  • Long-running Dutch Police Procedural Baantjer had actors hired to play dead bodies and actual Dutch celebs would feature as stiff of the week.
  • CSI used both dummies and living actors to play their corpses, and almost invariably during the scenes in which one of the investigators consulted the coroners, the "corpse" could be seen breathing if you kept an eye out for it. In one episode, the corpse even opened its eyes... then quickly closed them again.
  • Seen in Santa Sangre with the corpse of the Tattooed Woman, who's been stabbed absolutely full of holes but whose stomach is still very obviously moving with breath when Alma finds her.

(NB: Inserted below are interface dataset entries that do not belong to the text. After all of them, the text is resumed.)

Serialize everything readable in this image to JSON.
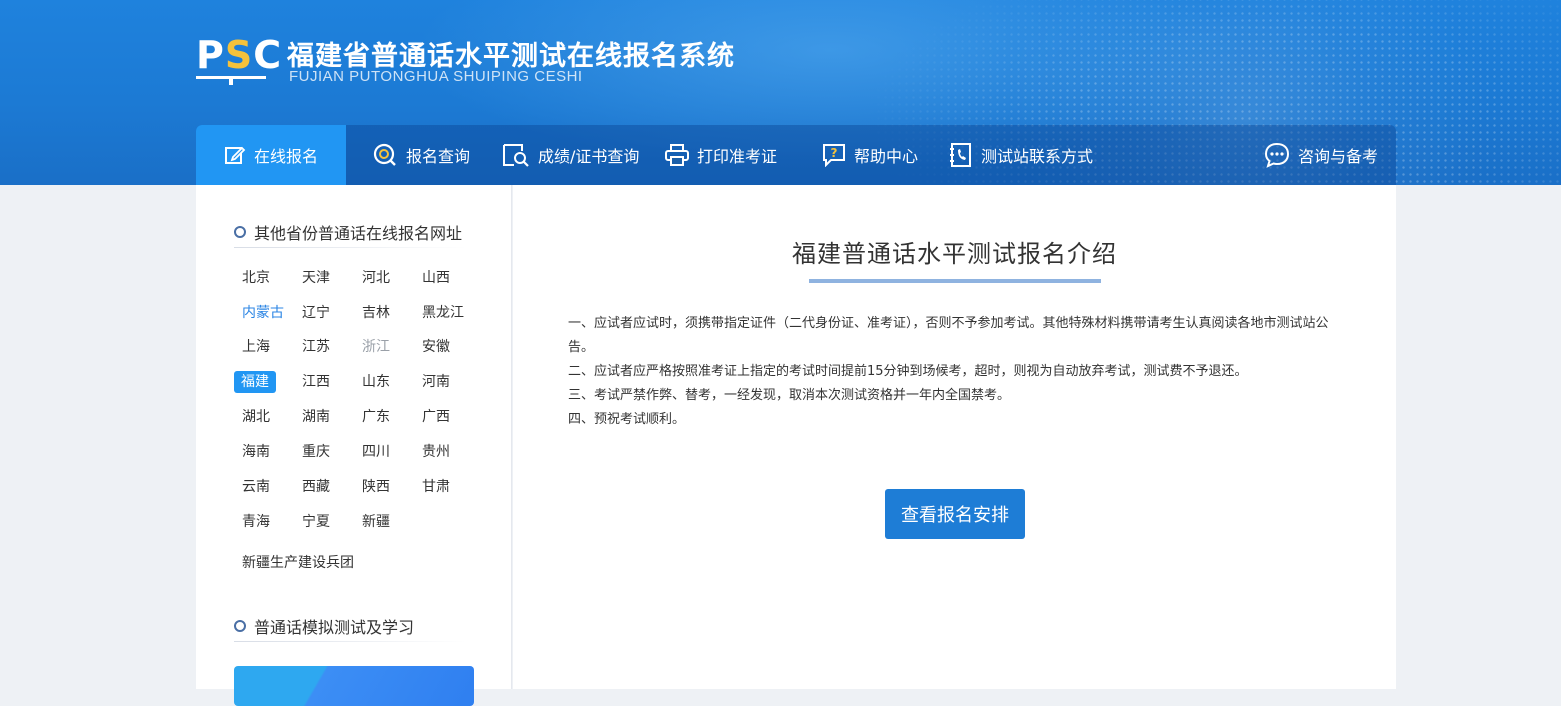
{
  "header": {
    "logo_text_p": "P",
    "logo_text_s": "S",
    "logo_text_c": "C",
    "title": "福建省普通话水平测试在线报名系统",
    "subtitle": "FUJIAN PUTONGHUA SHUIPING CESHI"
  },
  "nav": {
    "items": [
      {
        "label": "在线报名",
        "icon": "edit-icon",
        "active": true
      },
      {
        "label": "报名查询",
        "icon": "search-circle-icon"
      },
      {
        "label": "成绩/证书查询",
        "icon": "document-search-icon"
      },
      {
        "label": "打印准考证",
        "icon": "printer-icon"
      },
      {
        "label": "帮助中心",
        "icon": "help-icon"
      },
      {
        "label": "测试站联系方式",
        "icon": "phone-book-icon"
      },
      {
        "label": "咨询与备考",
        "icon": "chat-icon"
      }
    ]
  },
  "sidebar": {
    "provinces_title": "其他省份普通话在线报名网址",
    "provinces": [
      [
        "北京",
        "天津",
        "河北",
        "山西"
      ],
      [
        "内蒙古",
        "辽宁",
        "吉林",
        "黑龙江"
      ],
      [
        "上海",
        "江苏",
        "浙江",
        "安徽"
      ],
      [
        "福建",
        "江西",
        "山东",
        "河南"
      ],
      [
        "湖北",
        "湖南",
        "广东",
        "广西"
      ],
      [
        "海南",
        "重庆",
        "四川",
        "贵州"
      ],
      [
        "云南",
        "西藏",
        "陕西",
        "甘肃"
      ],
      [
        "青海",
        "宁夏",
        "新疆"
      ]
    ],
    "extra_province": "新疆生产建设兵团",
    "practice_title": "普通话模拟测试及学习"
  },
  "main": {
    "title": "福建普通话水平测试报名介绍",
    "notices": [
      "一、应试者应试时，须携带指定证件（二代身份证、准考证），否则不予参加考试。其他特殊材料携带请考生认真阅读各地市测试站公告。",
      "二、应试者应严格按照准考证上指定的考试时间提前15分钟到场候考，超时，则视为自动放弃考试，测试费不予退还。",
      "三、考试严禁作弊、替考，一经发现，取消本次测试资格并一年内全国禁考。",
      "四、预祝考试顺利。"
    ],
    "cta_label": "查看报名安排"
  },
  "colors": {
    "header_blue": "#1f82dd",
    "accent": "#2196f3",
    "button": "#1e7dd6",
    "link_blue": "#2b85e4"
  }
}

  • Brazilian play Duas Mulheres e um Cadáver (Two Women and a Corpse) revolves around the wife and the lover of a murdered psychoanalyst meeting at his office after the death. In the original production, not only was the corpse a big man, (abusing the actress who had to carry the actor all around) but his eyes remained open. The actor had to teach himself not to blink to be more convincing.
  • Uwe Boll's adaptation of Alone in the Dark has a character get killed, and as the heroes were leaving her body the actress starts getting up a split second too early.
  • In Thor: The Dark World, as Thor cradles Frigga's body after she was slain by Algrim, you can see her breathing (accentuated by her belt pouches moving up and down).
  • In Supernatural, the actors who play Sam and Dean also act as their corpses. This is especially noticeable in the season 2 finale, "All Hell Breaks Loose pt. II". If you pay attention to Sam's body, you can see his chest rising and falling slightly. According to their actors, Jared had to struggle to not cry while Dean was delivering his monologue.
  • Mech-X4: In "Let's Get Some Air", the reveal that the team makes it out alive thanks to the oxygen coming back online in time is spoiled by paying close attention to Mark before the reveal. His actor is noticeably breathing.
  • In Gladiator, after Marcus Aurelius has died and Lucilla greets Commodus as new emperor, with the dead body in the foreground, Richard Harris is visibly breathing.
  • In Mass Effect 3, after Thane Krios succumbs to his wounds, he visibly keeps breathing and blinking, even after Shepard closes his eyes. Seen here.
  • Blue Bloods: "In & Out", a shooting victim noticeably readjusts his arm position during an overhead shot of the crime scene.
  • Angel. In "Harm's Way", the eyelids of a corpse on Fred's autopsy table give a noticeable twitch. Then again, he had been bitten by a vampire...
  • In the HD version of Manos: The Hands of Fate, one of the Master's comatose wives can be seen smirking at Torgo's antics.
  • Strikingly averted in The Autopsy of Jane Doe: model Olwen Kelly plays Jane's corpse very convincingly, completely nude at that, and is never seen breathing or flinching. She practiced yoga and meditation to control her movements. Then again, it's hinted that Jane may not exactly be dead.
  • Extreme example in The Lord of the Rings: The Fellowship of the Ring where after the final battle one of the supposedly dead Uruk-Hai actually starts to get up off the ground before the camera cuts away.
  • Former Florida Governor and Senator Bob Graham was known for a practice of taking one day a month and doing random jobs such as, for example, plucking chickens. Where this fits is the fact that, during NBC's 1978 midterm election coverage when Graham, then a state legislator, was first elected Governor it's mentioned in passing that Graham at one point played a corpse during a college play.
  • In Too Many Cooks, Micky is scripted to get up at the end of the first act before the lights go down, which seems like a case of this trope. However, this happens because he isn't actually dead.
  • In one episode of Diagnosis: Murder, a hospital nurse is murdered during a practice drill for a major disaster. One can clearly see the victim's necklace rise and fall with her breathing.